*DATASET RECORDS*.
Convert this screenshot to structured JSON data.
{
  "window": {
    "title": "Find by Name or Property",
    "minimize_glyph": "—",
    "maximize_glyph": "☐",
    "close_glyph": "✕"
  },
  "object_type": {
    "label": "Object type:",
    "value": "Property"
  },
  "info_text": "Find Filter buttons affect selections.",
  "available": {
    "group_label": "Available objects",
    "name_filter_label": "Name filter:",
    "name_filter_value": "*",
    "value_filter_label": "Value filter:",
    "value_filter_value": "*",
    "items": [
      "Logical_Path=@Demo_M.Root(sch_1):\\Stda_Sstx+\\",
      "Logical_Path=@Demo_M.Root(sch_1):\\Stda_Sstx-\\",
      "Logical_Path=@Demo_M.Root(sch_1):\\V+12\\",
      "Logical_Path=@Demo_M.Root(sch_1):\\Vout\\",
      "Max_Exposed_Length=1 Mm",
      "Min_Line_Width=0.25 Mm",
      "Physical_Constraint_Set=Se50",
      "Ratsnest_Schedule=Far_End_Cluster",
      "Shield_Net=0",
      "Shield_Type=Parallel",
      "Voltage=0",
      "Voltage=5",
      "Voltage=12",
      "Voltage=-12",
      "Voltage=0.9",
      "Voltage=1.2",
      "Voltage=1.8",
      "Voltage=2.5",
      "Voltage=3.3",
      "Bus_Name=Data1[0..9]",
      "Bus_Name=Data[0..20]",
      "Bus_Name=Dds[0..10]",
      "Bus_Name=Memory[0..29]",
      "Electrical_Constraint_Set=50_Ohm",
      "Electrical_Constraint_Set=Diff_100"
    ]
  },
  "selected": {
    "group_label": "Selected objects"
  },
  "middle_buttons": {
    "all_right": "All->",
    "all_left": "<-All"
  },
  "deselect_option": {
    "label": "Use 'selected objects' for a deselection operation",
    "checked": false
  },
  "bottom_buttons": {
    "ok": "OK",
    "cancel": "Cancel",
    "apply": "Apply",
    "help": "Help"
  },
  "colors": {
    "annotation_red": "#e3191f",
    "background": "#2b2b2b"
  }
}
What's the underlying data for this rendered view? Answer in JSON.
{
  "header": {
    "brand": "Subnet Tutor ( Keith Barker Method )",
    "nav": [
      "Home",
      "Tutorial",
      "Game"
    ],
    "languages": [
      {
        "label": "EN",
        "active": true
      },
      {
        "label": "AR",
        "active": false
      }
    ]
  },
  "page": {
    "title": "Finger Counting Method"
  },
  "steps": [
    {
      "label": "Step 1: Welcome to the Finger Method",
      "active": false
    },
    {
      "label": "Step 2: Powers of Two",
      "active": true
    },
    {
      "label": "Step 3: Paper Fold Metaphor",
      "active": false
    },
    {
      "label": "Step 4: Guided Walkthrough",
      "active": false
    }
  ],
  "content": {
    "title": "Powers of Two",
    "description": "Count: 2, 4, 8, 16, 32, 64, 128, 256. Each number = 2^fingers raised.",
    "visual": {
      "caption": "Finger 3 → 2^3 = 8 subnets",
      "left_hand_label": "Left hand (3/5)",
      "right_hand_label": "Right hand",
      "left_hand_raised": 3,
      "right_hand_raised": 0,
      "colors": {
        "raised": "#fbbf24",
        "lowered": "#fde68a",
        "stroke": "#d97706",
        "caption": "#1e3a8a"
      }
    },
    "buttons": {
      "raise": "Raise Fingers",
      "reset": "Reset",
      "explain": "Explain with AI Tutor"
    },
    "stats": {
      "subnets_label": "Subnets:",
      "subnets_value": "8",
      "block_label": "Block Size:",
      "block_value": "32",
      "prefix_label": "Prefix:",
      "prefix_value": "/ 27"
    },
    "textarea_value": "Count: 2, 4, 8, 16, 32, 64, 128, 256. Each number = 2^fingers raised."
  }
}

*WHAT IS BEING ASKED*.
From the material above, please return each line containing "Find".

*ANSWER FOR THIS EXERCISE*.
    "title": "Find by Name or Property",
  "info_text": "Find Filter buttons affect selections.",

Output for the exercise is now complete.